### Source information
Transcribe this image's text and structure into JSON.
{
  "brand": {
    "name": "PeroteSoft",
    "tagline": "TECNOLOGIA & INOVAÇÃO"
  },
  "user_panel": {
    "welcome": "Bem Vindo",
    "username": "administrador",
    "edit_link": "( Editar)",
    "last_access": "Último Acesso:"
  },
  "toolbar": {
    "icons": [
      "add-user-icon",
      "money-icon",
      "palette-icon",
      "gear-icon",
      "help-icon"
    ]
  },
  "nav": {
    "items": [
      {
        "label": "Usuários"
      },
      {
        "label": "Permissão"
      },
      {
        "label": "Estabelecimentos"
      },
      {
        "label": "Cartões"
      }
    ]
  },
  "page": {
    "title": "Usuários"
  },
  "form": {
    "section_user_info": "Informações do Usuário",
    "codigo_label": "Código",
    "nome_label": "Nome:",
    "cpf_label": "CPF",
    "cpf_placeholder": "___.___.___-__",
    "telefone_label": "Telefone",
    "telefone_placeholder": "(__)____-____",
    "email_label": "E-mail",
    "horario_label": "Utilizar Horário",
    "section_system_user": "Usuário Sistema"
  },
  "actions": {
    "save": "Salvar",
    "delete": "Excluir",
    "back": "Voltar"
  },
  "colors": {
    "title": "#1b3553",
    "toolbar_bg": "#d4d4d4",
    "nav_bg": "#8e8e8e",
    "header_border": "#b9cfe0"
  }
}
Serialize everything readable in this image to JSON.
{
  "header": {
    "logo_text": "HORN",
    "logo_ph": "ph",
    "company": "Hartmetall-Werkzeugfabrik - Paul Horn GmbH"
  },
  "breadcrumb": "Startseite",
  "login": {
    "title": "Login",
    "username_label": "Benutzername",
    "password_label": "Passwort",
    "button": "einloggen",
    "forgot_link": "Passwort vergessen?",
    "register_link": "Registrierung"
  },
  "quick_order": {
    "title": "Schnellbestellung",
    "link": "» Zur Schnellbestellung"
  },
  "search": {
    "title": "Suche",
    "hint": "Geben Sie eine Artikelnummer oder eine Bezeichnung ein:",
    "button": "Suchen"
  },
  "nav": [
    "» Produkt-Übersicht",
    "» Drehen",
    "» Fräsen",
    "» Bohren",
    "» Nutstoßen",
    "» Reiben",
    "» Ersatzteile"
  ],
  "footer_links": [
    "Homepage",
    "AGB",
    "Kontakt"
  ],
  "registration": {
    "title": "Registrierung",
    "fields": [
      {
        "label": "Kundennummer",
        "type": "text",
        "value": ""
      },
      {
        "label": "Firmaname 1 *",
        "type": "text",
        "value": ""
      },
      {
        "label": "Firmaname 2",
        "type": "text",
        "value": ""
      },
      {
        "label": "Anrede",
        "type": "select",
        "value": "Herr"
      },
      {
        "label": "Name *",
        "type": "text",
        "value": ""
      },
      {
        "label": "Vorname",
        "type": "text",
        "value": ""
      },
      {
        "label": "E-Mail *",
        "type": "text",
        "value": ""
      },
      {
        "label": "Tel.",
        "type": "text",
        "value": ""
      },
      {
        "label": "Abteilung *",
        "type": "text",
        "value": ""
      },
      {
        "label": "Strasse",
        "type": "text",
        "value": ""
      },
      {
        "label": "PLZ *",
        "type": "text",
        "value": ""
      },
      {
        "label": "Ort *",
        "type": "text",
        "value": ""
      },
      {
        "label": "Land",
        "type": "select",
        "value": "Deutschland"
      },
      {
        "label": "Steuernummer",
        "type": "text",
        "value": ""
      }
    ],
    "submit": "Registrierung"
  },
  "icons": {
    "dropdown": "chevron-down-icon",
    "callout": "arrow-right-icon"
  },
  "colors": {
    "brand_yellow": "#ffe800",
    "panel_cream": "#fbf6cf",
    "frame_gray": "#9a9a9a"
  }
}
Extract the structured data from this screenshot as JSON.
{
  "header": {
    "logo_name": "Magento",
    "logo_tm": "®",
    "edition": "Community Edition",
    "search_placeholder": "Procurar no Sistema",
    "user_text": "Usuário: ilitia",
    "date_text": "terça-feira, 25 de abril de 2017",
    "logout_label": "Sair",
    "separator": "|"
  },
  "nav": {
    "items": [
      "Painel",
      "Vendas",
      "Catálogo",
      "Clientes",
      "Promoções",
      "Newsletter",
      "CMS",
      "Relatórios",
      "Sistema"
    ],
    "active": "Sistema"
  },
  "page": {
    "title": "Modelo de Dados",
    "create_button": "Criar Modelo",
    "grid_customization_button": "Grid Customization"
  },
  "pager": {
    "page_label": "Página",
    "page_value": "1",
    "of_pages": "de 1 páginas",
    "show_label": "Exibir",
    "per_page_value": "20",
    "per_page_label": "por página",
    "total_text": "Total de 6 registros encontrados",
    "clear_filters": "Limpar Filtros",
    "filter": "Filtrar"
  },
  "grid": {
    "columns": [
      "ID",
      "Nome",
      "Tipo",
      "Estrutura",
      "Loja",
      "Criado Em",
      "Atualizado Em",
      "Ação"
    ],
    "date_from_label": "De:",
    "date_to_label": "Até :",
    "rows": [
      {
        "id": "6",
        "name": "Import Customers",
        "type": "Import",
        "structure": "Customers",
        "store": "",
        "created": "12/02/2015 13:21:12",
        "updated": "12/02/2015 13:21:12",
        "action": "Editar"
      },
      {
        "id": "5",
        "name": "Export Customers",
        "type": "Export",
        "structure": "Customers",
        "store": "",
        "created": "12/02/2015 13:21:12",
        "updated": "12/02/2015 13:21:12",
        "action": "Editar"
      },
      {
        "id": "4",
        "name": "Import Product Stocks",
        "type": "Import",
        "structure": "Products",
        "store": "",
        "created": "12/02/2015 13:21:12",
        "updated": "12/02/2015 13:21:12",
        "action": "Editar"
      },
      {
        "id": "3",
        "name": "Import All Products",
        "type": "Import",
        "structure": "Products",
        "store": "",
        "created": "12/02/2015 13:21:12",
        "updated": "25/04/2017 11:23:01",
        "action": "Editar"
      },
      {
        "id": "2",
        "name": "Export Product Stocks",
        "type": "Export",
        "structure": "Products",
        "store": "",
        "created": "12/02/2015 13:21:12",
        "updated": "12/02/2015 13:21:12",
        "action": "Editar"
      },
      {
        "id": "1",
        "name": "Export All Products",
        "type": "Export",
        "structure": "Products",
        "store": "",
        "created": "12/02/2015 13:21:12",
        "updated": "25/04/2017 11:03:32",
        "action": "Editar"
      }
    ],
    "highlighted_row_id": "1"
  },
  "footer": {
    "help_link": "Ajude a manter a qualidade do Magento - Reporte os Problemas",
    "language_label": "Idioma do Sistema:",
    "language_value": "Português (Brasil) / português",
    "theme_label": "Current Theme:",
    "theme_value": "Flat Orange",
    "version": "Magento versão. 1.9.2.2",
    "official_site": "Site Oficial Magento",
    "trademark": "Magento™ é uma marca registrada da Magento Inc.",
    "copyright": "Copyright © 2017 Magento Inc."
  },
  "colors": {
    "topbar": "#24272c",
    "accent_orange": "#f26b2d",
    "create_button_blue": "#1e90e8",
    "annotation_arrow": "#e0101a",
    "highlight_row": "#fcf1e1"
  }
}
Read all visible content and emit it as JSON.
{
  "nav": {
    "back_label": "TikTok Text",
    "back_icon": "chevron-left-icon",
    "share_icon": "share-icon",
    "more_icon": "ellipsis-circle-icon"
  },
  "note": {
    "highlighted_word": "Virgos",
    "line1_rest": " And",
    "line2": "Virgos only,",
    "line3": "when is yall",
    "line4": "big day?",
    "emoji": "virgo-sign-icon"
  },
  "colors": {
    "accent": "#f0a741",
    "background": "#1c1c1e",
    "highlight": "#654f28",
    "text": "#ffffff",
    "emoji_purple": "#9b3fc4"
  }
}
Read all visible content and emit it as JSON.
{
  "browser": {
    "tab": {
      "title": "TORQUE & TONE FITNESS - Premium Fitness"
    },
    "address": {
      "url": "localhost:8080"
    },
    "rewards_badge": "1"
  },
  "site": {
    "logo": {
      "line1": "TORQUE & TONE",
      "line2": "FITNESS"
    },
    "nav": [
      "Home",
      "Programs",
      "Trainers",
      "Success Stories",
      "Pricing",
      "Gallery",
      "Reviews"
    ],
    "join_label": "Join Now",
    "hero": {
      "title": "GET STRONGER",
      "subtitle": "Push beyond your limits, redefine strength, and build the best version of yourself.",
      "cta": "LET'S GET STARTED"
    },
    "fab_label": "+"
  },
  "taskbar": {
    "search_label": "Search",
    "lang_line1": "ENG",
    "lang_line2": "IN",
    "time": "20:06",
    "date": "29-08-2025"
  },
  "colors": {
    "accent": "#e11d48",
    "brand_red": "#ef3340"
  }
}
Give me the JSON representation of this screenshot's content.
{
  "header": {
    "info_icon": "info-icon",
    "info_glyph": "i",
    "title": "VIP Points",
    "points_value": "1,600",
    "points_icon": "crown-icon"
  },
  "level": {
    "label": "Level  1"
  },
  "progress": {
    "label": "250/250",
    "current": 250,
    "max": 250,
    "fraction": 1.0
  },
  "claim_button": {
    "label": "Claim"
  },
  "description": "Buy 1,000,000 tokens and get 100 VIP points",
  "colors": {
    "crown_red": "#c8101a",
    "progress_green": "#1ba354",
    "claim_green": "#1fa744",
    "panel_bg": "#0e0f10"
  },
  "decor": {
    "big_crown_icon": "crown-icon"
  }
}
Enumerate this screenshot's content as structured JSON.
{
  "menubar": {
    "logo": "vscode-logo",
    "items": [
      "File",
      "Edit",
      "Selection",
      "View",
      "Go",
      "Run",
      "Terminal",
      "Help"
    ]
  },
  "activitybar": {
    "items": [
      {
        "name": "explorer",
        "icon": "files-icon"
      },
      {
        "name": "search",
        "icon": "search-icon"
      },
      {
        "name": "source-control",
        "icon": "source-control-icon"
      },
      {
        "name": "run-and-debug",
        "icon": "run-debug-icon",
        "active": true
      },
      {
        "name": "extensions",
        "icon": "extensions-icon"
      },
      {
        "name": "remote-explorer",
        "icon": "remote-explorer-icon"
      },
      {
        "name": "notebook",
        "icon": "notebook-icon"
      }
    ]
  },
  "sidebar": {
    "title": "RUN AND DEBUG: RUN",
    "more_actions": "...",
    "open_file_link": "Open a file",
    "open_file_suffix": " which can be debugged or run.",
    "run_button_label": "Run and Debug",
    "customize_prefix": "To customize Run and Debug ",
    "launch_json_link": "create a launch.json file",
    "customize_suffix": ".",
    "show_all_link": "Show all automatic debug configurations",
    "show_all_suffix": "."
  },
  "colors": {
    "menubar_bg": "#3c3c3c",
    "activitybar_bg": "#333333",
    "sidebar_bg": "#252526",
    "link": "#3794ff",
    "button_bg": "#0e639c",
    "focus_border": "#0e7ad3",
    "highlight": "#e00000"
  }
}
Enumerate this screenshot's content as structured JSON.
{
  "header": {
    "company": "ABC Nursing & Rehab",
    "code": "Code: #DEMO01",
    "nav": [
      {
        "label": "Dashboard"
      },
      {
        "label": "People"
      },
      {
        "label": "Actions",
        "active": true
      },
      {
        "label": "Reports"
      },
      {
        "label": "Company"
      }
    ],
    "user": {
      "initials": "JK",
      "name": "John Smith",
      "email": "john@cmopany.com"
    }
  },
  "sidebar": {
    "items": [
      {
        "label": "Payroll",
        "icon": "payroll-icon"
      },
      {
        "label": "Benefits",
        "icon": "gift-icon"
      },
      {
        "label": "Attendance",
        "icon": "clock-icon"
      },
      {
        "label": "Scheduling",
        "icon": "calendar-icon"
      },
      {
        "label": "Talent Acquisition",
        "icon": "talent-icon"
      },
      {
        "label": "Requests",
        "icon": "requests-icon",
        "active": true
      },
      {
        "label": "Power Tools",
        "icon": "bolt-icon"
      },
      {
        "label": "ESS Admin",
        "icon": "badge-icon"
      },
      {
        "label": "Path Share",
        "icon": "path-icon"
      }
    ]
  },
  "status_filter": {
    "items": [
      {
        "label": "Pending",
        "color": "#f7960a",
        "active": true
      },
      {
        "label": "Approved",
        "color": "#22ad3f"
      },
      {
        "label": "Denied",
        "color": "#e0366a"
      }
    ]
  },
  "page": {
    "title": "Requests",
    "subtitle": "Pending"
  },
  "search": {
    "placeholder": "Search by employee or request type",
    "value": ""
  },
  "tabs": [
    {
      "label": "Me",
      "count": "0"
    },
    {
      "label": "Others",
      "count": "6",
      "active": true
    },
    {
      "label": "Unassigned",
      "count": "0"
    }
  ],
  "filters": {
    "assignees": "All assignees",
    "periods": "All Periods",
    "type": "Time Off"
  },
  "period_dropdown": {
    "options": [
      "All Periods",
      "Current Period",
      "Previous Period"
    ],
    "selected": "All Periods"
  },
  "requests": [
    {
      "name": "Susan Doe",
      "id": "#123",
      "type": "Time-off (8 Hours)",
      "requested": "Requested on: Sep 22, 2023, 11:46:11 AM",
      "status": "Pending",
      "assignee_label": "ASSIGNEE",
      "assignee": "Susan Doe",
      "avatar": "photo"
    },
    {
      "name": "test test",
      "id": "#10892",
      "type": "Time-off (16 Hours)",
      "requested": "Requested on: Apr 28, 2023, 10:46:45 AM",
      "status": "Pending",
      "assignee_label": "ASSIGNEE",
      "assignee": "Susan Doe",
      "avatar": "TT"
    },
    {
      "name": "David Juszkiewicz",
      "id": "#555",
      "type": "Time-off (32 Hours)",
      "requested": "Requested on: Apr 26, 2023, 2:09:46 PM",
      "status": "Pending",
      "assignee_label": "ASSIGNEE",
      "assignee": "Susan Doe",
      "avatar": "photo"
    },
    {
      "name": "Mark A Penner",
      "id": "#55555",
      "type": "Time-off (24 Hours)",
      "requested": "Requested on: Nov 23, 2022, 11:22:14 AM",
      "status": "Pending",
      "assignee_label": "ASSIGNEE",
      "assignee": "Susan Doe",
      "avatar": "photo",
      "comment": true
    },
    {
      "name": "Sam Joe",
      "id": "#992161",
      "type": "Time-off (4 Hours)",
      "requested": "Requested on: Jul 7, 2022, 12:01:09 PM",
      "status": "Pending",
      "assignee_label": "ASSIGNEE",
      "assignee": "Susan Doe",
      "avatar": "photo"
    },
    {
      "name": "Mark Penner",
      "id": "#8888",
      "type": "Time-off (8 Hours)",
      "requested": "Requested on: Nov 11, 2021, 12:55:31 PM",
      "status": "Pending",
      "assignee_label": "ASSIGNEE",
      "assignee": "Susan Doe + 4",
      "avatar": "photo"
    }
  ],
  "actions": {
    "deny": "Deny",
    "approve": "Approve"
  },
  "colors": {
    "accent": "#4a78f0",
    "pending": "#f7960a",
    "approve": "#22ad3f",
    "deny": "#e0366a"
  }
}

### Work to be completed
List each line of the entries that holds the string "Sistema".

### Task solution
    "section_system_user": "Usuário Sistema"
    "search_placeholder": "Procurar no Sistema",
      "Sistema"
    "active": "Sistema"
    "language_label": "Idioma do Sistema:",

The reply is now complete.